Task prompt.
Going line by line through the entries below, note each one with "speaker", then report how many there are and nothing else.

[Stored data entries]
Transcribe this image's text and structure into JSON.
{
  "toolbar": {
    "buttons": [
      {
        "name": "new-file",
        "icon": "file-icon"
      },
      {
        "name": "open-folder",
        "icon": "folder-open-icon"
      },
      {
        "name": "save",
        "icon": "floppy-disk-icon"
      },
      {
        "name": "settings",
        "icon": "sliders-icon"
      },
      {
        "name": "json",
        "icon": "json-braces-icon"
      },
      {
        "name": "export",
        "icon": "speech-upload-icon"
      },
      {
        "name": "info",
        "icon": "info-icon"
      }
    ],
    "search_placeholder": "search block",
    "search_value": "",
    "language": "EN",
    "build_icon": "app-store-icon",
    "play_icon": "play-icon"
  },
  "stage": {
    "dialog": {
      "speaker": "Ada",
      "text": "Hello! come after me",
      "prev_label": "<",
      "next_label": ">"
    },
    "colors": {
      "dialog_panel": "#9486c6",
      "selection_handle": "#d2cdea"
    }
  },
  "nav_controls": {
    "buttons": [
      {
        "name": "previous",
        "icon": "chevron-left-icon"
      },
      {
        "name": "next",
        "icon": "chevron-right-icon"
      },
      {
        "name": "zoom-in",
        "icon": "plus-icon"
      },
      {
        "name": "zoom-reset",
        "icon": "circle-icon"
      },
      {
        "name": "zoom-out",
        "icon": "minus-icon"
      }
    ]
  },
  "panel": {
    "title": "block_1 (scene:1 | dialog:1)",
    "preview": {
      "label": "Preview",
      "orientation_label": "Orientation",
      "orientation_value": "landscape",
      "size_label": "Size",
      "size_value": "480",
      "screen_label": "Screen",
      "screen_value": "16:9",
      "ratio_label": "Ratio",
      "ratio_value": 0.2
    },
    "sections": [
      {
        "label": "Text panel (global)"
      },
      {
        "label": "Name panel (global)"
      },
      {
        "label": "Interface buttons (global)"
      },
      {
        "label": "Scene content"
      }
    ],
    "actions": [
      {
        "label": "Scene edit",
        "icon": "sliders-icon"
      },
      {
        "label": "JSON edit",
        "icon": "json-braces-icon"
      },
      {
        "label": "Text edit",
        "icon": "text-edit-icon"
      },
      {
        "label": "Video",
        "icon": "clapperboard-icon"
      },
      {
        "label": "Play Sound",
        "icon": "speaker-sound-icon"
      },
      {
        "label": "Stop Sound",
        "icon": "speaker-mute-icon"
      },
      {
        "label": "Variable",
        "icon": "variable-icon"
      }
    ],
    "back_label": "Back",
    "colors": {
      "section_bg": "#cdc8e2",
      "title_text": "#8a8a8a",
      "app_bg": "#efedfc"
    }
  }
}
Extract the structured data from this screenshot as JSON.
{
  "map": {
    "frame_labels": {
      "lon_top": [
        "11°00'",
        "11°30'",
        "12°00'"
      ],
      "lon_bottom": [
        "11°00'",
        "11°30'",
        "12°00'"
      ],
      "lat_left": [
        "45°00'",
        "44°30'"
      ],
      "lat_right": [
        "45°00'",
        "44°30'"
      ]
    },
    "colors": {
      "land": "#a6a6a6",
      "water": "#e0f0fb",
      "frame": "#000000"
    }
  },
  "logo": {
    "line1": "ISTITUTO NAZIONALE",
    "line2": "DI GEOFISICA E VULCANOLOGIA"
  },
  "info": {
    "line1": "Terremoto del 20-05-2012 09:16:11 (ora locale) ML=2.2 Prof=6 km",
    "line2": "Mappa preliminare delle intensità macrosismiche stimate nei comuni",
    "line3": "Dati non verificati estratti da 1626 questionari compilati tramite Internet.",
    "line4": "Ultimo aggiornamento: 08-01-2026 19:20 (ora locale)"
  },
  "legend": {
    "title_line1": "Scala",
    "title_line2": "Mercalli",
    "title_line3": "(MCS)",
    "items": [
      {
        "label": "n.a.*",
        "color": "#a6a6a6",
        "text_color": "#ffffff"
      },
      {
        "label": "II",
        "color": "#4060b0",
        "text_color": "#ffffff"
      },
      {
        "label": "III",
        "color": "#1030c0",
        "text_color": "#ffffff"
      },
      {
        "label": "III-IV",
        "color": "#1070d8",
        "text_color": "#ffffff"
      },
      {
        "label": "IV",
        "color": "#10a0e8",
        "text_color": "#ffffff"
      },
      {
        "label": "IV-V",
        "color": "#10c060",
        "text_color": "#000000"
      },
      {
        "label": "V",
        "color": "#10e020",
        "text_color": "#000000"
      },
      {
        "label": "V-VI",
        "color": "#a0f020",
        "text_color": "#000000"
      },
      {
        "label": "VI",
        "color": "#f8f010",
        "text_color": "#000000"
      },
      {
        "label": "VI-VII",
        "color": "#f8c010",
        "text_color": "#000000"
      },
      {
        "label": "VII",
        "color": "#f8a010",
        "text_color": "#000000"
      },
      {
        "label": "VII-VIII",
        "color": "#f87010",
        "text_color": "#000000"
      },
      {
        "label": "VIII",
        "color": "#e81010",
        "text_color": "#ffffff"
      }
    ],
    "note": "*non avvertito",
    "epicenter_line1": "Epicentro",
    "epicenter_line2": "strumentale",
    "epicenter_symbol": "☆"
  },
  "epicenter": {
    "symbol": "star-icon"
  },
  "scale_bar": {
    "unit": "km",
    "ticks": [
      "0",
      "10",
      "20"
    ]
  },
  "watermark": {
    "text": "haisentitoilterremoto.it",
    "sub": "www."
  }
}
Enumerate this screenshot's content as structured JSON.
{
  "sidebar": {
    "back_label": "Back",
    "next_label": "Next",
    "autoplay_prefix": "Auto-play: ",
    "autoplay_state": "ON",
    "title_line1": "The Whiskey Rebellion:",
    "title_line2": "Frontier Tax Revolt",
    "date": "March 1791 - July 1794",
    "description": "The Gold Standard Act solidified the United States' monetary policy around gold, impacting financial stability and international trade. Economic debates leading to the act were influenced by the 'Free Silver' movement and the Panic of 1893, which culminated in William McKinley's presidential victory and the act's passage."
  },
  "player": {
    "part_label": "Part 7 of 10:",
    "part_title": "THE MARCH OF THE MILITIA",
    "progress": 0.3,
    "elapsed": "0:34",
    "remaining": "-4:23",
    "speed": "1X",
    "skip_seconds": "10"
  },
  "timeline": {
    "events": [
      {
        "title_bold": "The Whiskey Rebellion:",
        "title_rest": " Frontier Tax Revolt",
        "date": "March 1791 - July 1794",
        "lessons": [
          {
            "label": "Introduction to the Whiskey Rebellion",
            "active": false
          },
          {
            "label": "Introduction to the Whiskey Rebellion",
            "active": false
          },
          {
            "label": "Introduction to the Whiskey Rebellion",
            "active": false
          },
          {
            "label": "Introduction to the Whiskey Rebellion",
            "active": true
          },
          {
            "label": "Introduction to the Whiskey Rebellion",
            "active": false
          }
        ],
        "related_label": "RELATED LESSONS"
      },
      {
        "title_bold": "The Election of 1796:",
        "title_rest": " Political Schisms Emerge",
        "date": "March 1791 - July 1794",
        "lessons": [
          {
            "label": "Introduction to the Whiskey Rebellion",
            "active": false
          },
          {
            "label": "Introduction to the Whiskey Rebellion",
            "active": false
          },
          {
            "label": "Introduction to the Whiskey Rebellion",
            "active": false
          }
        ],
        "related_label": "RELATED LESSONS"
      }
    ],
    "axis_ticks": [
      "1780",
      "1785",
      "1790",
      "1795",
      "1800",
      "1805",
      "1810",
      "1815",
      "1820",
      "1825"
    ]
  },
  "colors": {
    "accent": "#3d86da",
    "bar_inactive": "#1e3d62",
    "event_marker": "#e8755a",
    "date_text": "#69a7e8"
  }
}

Task answer.
3